These forms of private politics seem to resemble a conventional public debate. However, there are also important differences. In order to be credible, walkout threats must sometimes be carried out. This can lead to rival standards and a Silicon Valley-style “standards war.” The resulting competition can force both standards to evolve in a constant struggle to woo voters. The effect has been particularly dramatic in lumber standards, where the differences between NGO- and industry-dominated standards have grown steadily smaller over time.
Maintaining multiple, warring standards is wasteful. Even so, competition offers intriguing possibilities. Economists have long known that standards wars reveal some types of information more efficiently than hearings and testimony. For example, claims that self-regulation is “unaffordable” or “will drive jobs overseas” are almost impossible to settle through political debate. The fact that some companies already practice a standard should immediately put most doubts to rest.
So far I have discussed how private voters interact to produce standards. But what we really want to know is when private power and private standards are legitimate. First, I have argued that quality competition can force oligopolies to design standards to please a shadow electorate of consumers. This electorate will often be at least as representative as the narrow interests that shape conventional agency regulation. Evidence that executives are anxious to protect their market share would go a long way to establishing when private regulation ought to be respected. Transparency rules that make it easier for consumers to watch and, if need be, punish companies would further buttress the argument.
Second, firms that possess dangerous power in the first instance should be allowed to get rid of it through delegation. So long as the delegation endures, a standards body that includes, say, the World Wildlife Federation can reasonably claim to represent environmentalists.
Finally, the introduction of standards war-type methods promises a new way of practicing politics. Courts should be open to the possibility that standards wars make political outcomes more resistant to random accidents and deliberate dishonesty.
Legitimacy is also an international issue. No matter how well-intentioned, deploying Western economic muscle to impose standards on the developing world seems painfully neocolonial. In the long run, the only principled defense is delegation; that is, making private standards more democratically inclusive than any competing institution.
Ultimately, citizens must decide for themselves whether private standards are legitimate. But it’s important to get the answer right. Government will never find the time and resources to regulate every problem. And even if it could, industry usually knows much more about how to design solutions. Society can have more private standards if it wants them.

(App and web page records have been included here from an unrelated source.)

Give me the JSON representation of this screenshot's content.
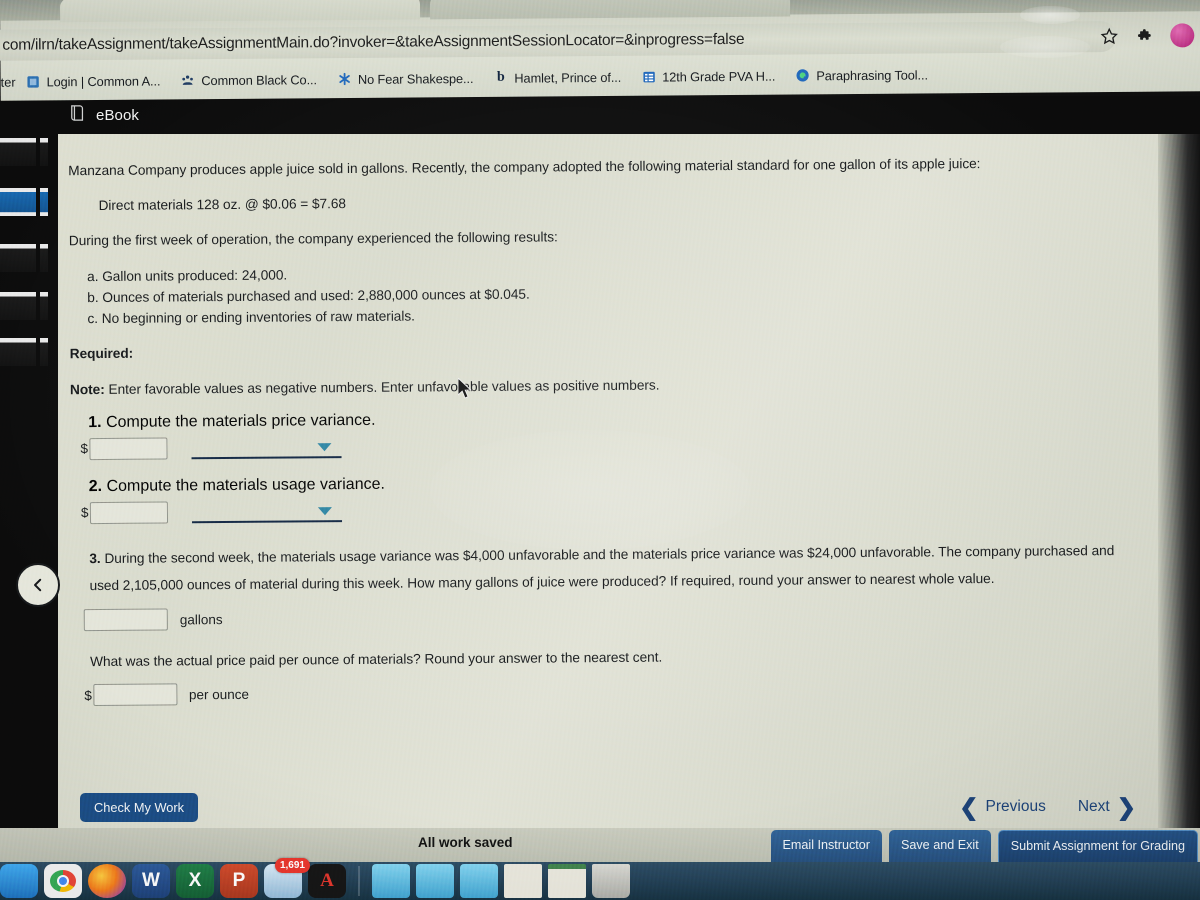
{
  "browser": {
    "url": "com/ilrn/takeAssignment/takeAssignmentMain.do?invoker=&takeAssignmentSessionLocator=&inprogress=false",
    "bookmark_cut_label": "ter",
    "bookmarks": [
      {
        "label": "Login | Common A...",
        "icon": "blue-square-favicon"
      },
      {
        "label": "Common Black Co...",
        "icon": "people-favicon"
      },
      {
        "label": "No Fear Shakespe...",
        "icon": "asterisk-favicon"
      },
      {
        "label": "Hamlet, Prince of...",
        "icon": "letter-b-favicon"
      },
      {
        "label": "12th Grade PVA H...",
        "icon": "list-favicon"
      },
      {
        "label": "Paraphrasing Tool...",
        "icon": "circle-q-favicon"
      }
    ],
    "star_icon": "bookmark-star-icon",
    "extensions_icon": "puzzle-piece-icon",
    "profile_icon": "profile-avatar-icon"
  },
  "app": {
    "ebook_label": "eBook",
    "ebook_icon": "book-icon",
    "back_icon": "chevron-left-icon"
  },
  "problem": {
    "intro": "Manzana Company produces apple juice sold in gallons. Recently, the company adopted the following material standard for one gallon of its apple juice:",
    "standard": "Direct materials 128 oz. @ $0.06 = $7.68",
    "results_intro": "During the first week of operation, the company experienced the following results:",
    "results": [
      "a. Gallon units produced: 24,000.",
      "b. Ounces of materials purchased and used: 2,880,000 ounces at $0.045.",
      "c. No beginning or ending inventories of raw materials."
    ],
    "required_label": "Required:",
    "note_label": "Note:",
    "note_text": " Enter favorable values as negative numbers. Enter unfavorable values as positive numbers.",
    "questions": [
      {
        "num": "1.",
        "text": "Compute the materials price variance.",
        "dollar_prefix": "$",
        "answer_value": "",
        "select_value": ""
      },
      {
        "num": "2.",
        "text": "Compute the materials usage variance.",
        "dollar_prefix": "$",
        "answer_value": "",
        "select_value": ""
      }
    ],
    "q3": {
      "num": "3.",
      "text": "During the second week, the materials usage variance was $4,000 unfavorable and the materials price variance was $24,000 unfavorable. The company purchased and used 2,105,000 ounces of material during this week. How many gallons of juice were produced? If required, round your answer to nearest whole value.",
      "gallons_value": "",
      "gallons_unit": "gallons",
      "followup_text": "What was the actual price paid per ounce of materials? Round your answer to the nearest cent.",
      "price_prefix": "$",
      "price_value": "",
      "price_unit": "per ounce"
    }
  },
  "actions": {
    "check_my_work": "Check My Work",
    "previous": "Previous",
    "next": "Next",
    "prev_icon": "chevron-left-icon",
    "next_icon": "chevron-right-icon"
  },
  "footer": {
    "saved_status": "All work saved",
    "buttons": [
      {
        "label": "Email Instructor",
        "primary": false
      },
      {
        "label": "Save and Exit",
        "primary": false
      },
      {
        "label": "Submit Assignment for Grading",
        "primary": true
      }
    ]
  },
  "dock": {
    "items": [
      {
        "name": "finder",
        "glyph": "",
        "color1": "#3fa9f5",
        "color2": "#1e6fc0",
        "badge": ""
      },
      {
        "name": "chrome",
        "glyph": "",
        "color1": "#f6f6f6",
        "color2": "#dcdcdc",
        "badge": ""
      },
      {
        "name": "firefox",
        "glyph": "",
        "color1": "#f5a623",
        "color2": "#8a3fd1",
        "badge": ""
      },
      {
        "name": "word",
        "glyph": "W",
        "color1": "#2b5797",
        "color2": "#1d3f74",
        "badge": ""
      },
      {
        "name": "excel",
        "glyph": "X",
        "color1": "#1f7a45",
        "color2": "#145c33",
        "badge": ""
      },
      {
        "name": "powerpoint",
        "glyph": "P",
        "color1": "#d0482a",
        "color2": "#a8361e",
        "badge": ""
      },
      {
        "name": "mail",
        "glyph": "",
        "color1": "#cfe3f2",
        "color2": "#8fb8d8",
        "badge": "1,691"
      },
      {
        "name": "acrobat-reader",
        "glyph": "",
        "color1": "#1a1a1a",
        "color2": "#0d0d0d",
        "badge": ""
      }
    ],
    "files": [
      {
        "name": "folder-1",
        "kind": "folder"
      },
      {
        "name": "folder-2",
        "kind": "folder"
      },
      {
        "name": "folder-3",
        "kind": "folder"
      },
      {
        "name": "document-1",
        "kind": "doc"
      },
      {
        "name": "document-2",
        "kind": "doc"
      },
      {
        "name": "trash",
        "kind": "trash"
      }
    ]
  },
  "colors": {
    "accent_blue": "#1b4a80",
    "nav_blue": "#1b3f72",
    "select_arrow": "#2b7f9e",
    "underline": "#155a8a",
    "badge_red": "#e8342b"
  }
}
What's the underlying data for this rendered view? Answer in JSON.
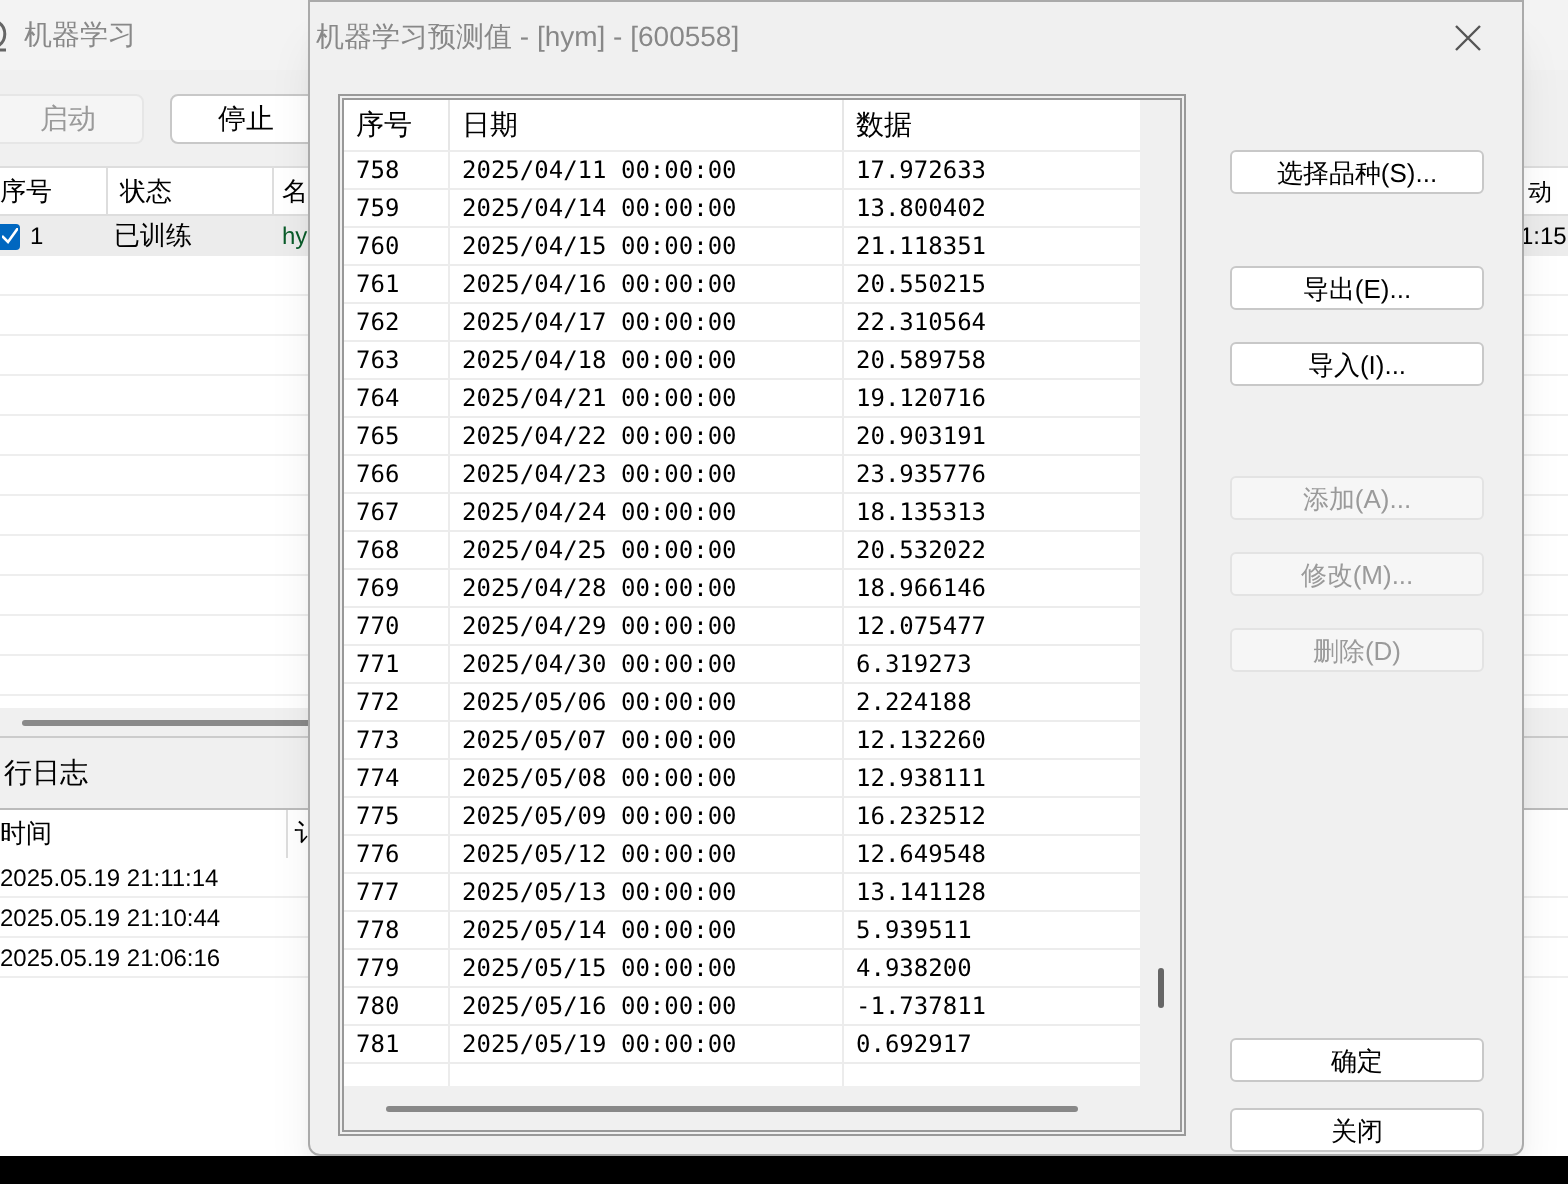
{
  "main_window": {
    "title": "机器学习",
    "buttons": [
      {
        "label": "启动",
        "disabled": true
      },
      {
        "label": "停止",
        "disabled": false
      }
    ],
    "table": {
      "columns": [
        "序号",
        "状态",
        "名"
      ],
      "right_header": "动",
      "rows": [
        {
          "checked": true,
          "index": "1",
          "status": "已训练",
          "name": "hy",
          "time": "1:15"
        }
      ]
    },
    "log": {
      "title": "行日志",
      "columns": [
        "时间",
        "讠"
      ],
      "rows": [
        {
          "time": "2025.05.19 21:11:14"
        },
        {
          "time": "2025.05.19 21:10:44"
        },
        {
          "time": "2025.05.19 21:06:16"
        }
      ]
    }
  },
  "dialog": {
    "title": "机器学习预测值 - [hym] - [600558]",
    "columns": [
      "序号",
      "日期",
      "数据"
    ],
    "rows": [
      [
        "758",
        "2025/04/11 00:00:00",
        "17.972633"
      ],
      [
        "759",
        "2025/04/14 00:00:00",
        "13.800402"
      ],
      [
        "760",
        "2025/04/15 00:00:00",
        "21.118351"
      ],
      [
        "761",
        "2025/04/16 00:00:00",
        "20.550215"
      ],
      [
        "762",
        "2025/04/17 00:00:00",
        "22.310564"
      ],
      [
        "763",
        "2025/04/18 00:00:00",
        "20.589758"
      ],
      [
        "764",
        "2025/04/21 00:00:00",
        "19.120716"
      ],
      [
        "765",
        "2025/04/22 00:00:00",
        "20.903191"
      ],
      [
        "766",
        "2025/04/23 00:00:00",
        "23.935776"
      ],
      [
        "767",
        "2025/04/24 00:00:00",
        "18.135313"
      ],
      [
        "768",
        "2025/04/25 00:00:00",
        "20.532022"
      ],
      [
        "769",
        "2025/04/28 00:00:00",
        "18.966146"
      ],
      [
        "770",
        "2025/04/29 00:00:00",
        "12.075477"
      ],
      [
        "771",
        "2025/04/30 00:00:00",
        "6.319273"
      ],
      [
        "772",
        "2025/05/06 00:00:00",
        "2.224188"
      ],
      [
        "773",
        "2025/05/07 00:00:00",
        "12.132260"
      ],
      [
        "774",
        "2025/05/08 00:00:00",
        "12.938111"
      ],
      [
        "775",
        "2025/05/09 00:00:00",
        "16.232512"
      ],
      [
        "776",
        "2025/05/12 00:00:00",
        "12.649548"
      ],
      [
        "777",
        "2025/05/13 00:00:00",
        "13.141128"
      ],
      [
        "778",
        "2025/05/14 00:00:00",
        "5.939511"
      ],
      [
        "779",
        "2025/05/15 00:00:00",
        "4.938200"
      ],
      [
        "780",
        "2025/05/16 00:00:00",
        "-1.737811"
      ],
      [
        "781",
        "2025/05/19 00:00:00",
        "0.692917"
      ]
    ],
    "buttons": [
      {
        "label": "选择品种(S)...",
        "disabled": false
      },
      {
        "label": "导出(E)...",
        "disabled": false
      },
      {
        "label": "导入(I)...",
        "disabled": false
      },
      {
        "label": "添加(A)...",
        "disabled": true
      },
      {
        "label": "修改(M)...",
        "disabled": true
      },
      {
        "label": "删除(D)",
        "disabled": true
      },
      {
        "label": "确定",
        "disabled": false
      },
      {
        "label": "关闭",
        "disabled": false
      }
    ]
  }
}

This piece draws on the author’s article, “Public Problems, Private Answers: Reforming Industry Self-Governance Law for the 21st Century,” which is forthcoming in the DePaul Business & Commercial Law Journal.